That dynamic, though obscured by Romney’s Florida rout, has intensified in the GOP since South Carolina. As Bob Dole, John McCain, and other establishment Republicans moved to backstop Romney (with blistering attacks on Gingrich), such notable conservatives as Sarah Palin, Herman Cain, and Rush Limbaugh have rallied around the former speaker. Although Rick Santorum is still splitting right-leaning voters, that consolidating conservative support could help Gingrich recover, especially in Southern and heartland states with March contests.

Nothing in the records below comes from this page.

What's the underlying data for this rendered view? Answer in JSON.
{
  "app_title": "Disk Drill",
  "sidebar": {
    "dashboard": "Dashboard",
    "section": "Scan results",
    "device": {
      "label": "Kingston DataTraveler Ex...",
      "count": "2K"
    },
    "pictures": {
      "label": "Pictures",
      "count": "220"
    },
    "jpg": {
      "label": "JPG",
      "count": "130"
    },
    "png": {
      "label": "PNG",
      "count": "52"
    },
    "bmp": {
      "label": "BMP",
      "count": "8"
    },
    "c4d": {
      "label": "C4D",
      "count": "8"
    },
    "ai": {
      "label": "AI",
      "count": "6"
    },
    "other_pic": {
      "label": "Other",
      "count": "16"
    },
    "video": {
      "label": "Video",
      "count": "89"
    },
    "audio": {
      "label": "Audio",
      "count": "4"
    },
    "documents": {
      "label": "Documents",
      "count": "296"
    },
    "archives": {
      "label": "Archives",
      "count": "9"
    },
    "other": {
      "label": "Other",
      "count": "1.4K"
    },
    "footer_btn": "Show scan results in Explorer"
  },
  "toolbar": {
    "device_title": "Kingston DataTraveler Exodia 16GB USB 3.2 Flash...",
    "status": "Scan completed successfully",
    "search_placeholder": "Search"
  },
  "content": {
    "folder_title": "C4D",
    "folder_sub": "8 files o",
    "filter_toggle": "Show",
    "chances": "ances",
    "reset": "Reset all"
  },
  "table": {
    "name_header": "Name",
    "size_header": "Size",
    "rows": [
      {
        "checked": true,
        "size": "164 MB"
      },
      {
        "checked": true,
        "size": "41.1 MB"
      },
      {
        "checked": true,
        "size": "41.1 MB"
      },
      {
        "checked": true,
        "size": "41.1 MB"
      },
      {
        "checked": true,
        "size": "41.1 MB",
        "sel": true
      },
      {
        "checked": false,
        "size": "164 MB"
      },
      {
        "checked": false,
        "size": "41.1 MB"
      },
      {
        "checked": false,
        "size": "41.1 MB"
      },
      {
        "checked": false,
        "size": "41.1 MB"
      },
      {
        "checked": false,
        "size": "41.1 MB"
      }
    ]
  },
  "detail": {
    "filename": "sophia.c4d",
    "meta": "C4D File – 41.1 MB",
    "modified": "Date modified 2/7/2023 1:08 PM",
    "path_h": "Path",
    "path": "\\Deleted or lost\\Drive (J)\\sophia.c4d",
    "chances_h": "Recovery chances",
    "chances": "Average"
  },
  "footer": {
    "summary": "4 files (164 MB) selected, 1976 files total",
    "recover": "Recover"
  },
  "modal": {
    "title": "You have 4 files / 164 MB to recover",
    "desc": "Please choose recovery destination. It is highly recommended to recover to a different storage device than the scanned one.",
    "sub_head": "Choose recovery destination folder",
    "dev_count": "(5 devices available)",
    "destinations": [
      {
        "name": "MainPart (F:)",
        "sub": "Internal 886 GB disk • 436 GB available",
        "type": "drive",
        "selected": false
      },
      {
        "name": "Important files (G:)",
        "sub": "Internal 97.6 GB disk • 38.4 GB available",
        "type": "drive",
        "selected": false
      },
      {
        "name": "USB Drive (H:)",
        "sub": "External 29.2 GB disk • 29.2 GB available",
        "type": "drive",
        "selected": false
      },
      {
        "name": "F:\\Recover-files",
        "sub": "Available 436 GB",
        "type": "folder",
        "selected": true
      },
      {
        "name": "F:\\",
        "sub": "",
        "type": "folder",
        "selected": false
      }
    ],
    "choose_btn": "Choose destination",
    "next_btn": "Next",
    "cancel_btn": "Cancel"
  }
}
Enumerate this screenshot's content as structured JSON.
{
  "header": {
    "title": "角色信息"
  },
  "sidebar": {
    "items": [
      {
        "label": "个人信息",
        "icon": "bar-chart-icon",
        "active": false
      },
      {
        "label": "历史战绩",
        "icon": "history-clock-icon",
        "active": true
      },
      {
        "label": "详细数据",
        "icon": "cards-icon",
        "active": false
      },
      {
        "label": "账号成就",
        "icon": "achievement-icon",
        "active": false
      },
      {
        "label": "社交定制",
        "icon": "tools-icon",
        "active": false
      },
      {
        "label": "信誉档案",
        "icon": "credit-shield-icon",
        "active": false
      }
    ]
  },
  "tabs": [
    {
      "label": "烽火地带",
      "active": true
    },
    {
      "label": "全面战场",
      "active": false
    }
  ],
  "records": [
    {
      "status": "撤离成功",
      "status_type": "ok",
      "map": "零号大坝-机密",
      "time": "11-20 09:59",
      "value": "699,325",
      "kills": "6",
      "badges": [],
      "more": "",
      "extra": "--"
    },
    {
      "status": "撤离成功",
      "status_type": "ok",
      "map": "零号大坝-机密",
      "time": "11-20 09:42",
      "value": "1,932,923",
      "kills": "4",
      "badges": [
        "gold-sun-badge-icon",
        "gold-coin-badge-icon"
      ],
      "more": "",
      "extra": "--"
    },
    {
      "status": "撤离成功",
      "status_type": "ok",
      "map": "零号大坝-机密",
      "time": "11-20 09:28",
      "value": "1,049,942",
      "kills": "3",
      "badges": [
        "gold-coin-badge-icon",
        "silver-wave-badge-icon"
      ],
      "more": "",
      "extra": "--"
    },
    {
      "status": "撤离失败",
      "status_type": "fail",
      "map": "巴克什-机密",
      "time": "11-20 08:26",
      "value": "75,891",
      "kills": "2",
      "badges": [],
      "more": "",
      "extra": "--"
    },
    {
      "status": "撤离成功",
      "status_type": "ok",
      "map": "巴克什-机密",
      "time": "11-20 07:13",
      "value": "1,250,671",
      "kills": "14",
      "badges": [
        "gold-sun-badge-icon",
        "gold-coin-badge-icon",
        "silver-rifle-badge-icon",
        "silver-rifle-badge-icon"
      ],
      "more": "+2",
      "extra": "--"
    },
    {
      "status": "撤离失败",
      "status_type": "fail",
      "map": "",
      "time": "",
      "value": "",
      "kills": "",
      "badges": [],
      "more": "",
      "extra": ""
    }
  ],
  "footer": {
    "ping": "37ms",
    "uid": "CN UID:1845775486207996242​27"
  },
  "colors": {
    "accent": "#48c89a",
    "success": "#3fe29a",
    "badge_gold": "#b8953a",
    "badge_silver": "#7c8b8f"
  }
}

But more important may be whether Gingrich can emulate the key lesson from these earlier revivals. All of these candidates reconnected with their coalitions by linking their candidacy to causes larger than their own ambitions. The best example came in 1976, when Reagan, starting in North Carolina, electrified conservatives by centering his campaign on opposition to Ford’s Panama Canal treaty. Likewise, Hart, as he revived, finally transcended weeks of debate about his personal fitness (“Where’s the beef?” Mondale had gibed) to reframe the race as a choice between new ideas and musty liberalism. Clinton linked herself to the aspirations of both women and the working class.
Gingrich has not made such a leap. His campaign argument with Romney has been almost entirely retrospective, over whose record points true right. To Jeffrey Bell, the research director at the conservative American Principles Project, the key challenge for Gingrich is to find “forward-looking” issues to crystallize his disagreement with the front-runner, “so he isn’t constantly having arguments about his history and Romney’s history.”
Inside Gingrich’s camp, key voices agree. Kellyanne Conway, his pollster, says that the campaign in February will seek opportunities such as high-profile speeches to sharpen policy disagreements with Romney over issues like education, health care, and especially taxes. “Issue after issue, Newt is clearly the much more conservative candidate on the vision thing, but nobody is talking about that now,” she says. “We’re going to change that.” Gingrich will need to do that if he is to follow, much less exceed, the path of the comeback candidates before him.
This article appears in the February 4, 2012, edition of National Journal Magazine.